What is an accretion disk and how does one form?
How does matter form an accretion disk around stars and black holes?
Accretion disks are found surrounding a variety of celestial bodies, from relatively small regions of a few thousand kilometres around white dwarfs and neutron stars, to protoplanetary disks around very young stars.
The biggest accretion disks, on the scale of the Solar System, are found surrounding the centres of active galaxies.
The fact that accretion disks exist over a huge range of scales and in apparently very different types of systems suggests some common physics behind their formation.
Because angular momentum is always conserved, small rotations in any in-falling material are amplified as it collapses inwards towards the star or black hole.
This is something like the motion of spinning ice skaters, who speed up as they bring their arms inwards.
A ‘centripetal force’ – an inward-directed force on an orbiting body – then spreads the material out (sideways) to create the broad disk structure, while tidal forces pull it into an equatorial location.
The combination of these two forces makes the shape of the disk wide, flat and thin.
Within the accretion disk, colliding particles convert kinetic energy (the energy of motion) into heat and move inwards.
As these particles move towards the central source, collisions occur more frequently due to the increased density of particles.
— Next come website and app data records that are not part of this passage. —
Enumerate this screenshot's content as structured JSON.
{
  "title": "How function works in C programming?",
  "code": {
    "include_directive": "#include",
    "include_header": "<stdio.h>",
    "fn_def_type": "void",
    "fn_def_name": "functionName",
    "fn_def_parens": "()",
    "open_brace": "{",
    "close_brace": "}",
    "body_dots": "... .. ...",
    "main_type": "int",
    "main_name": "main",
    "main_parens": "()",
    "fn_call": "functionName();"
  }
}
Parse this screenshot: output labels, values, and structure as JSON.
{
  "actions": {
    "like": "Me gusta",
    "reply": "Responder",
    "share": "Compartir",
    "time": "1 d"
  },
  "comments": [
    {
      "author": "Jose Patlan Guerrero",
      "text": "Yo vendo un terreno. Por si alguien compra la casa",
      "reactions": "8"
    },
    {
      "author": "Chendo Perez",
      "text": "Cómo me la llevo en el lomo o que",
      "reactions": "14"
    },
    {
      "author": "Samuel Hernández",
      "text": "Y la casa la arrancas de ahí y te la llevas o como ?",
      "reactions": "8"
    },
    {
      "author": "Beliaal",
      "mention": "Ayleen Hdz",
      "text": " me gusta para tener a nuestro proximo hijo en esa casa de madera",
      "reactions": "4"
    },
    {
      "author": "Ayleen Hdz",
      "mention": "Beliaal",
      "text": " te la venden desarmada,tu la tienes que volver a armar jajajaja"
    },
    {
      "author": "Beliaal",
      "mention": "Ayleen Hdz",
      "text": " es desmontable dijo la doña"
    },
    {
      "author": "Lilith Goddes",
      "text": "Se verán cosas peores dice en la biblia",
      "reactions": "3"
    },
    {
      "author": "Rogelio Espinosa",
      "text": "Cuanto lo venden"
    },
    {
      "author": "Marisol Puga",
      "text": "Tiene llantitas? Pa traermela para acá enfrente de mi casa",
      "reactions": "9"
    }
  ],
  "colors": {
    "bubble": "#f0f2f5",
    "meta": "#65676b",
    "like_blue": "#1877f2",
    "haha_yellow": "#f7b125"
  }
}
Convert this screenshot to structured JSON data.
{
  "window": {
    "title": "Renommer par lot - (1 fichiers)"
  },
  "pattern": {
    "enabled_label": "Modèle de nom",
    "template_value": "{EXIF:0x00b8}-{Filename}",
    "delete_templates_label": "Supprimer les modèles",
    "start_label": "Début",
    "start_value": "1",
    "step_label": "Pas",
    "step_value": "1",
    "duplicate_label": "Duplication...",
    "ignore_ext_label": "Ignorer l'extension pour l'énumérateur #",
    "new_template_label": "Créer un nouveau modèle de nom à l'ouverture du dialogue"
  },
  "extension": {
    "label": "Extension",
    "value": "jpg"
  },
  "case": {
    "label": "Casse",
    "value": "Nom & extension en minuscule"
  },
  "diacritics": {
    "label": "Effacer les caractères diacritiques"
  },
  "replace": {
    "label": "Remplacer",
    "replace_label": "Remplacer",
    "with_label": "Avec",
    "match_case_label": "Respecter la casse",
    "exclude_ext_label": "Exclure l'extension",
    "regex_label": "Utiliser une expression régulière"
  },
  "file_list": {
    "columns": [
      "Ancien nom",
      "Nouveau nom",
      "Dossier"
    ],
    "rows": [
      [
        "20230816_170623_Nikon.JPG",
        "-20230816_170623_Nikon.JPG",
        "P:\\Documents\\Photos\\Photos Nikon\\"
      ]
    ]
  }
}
As a result, they heat up and release X-rays.
This radiation is an important tool for astronomers, as black holes can’t be observed directly – not even light can escape the strength of their gravitiational pull.
The X-rays released from accretion disks can be observed and used to locate black holes.